Material provided:
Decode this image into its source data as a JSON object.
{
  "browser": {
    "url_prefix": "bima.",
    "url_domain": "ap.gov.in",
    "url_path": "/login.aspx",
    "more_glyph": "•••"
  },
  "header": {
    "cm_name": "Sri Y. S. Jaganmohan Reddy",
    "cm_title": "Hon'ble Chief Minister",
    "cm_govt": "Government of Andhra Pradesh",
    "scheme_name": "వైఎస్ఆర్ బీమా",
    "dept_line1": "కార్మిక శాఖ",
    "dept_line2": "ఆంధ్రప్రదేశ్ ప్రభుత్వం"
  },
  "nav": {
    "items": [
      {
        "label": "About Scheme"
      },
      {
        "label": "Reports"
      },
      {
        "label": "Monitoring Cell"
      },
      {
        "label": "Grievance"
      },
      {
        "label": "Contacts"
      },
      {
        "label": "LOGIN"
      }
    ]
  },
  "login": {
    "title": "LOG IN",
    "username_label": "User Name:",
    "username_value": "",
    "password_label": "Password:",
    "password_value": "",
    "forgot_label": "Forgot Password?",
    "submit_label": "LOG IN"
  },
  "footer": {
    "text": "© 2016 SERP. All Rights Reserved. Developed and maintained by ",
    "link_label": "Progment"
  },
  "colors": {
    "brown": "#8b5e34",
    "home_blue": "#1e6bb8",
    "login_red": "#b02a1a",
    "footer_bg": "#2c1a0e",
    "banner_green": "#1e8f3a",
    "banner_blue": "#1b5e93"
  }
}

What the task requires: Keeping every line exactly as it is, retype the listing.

Completed task:
Decode this image into its source data as a JSON object.
{
  "browser": {
    "url_prefix": "bima.",
    "url_domain": "ap.gov.in",
    "url_path": "/login.aspx",
    "more_glyph": "•••"
  },
  "header": {
    "cm_name": "Sri Y. S. Jaganmohan Reddy",
    "cm_title": "Hon'ble Chief Minister",
    "cm_govt": "Government of Andhra Pradesh",
    "scheme_name": "వైఎస్ఆర్ బీమా",
    "dept_line1": "కార్మిక శాఖ",
    "dept_line2": "ఆంధ్రప్రదేశ్ ప్రభుత్వం"
  },
  "nav": {
    "items": [
      {
        "label": "About Scheme"
      },
      {
        "label": "Reports"
      },
      {
        "label": "Monitoring Cell"
      },
      {
        "label": "Grievance"
      },
      {
        "label": "Contacts"
      },
      {
        "label": "LOGIN"
      }
    ]
  },
  "login": {
    "title": "LOG IN",
    "username_label": "User Name:",
    "username_value": "",
    "password_label": "Password:",
    "password_value": "",
    "forgot_label": "Forgot Password?",
    "submit_label": "LOG IN"
  },
  "footer": {
    "text": "© 2016 SERP. All Rights Reserved. Developed and maintained by ",
    "link_label": "Progment"
  },
  "colors": {
    "brown": "#8b5e34",
    "home_blue": "#1e6bb8",
    "login_red": "#b02a1a",
    "footer_bg": "#2c1a0e",
    "banner_green": "#1e8f3a",
    "banner_blue": "#1b5e93"
  }
}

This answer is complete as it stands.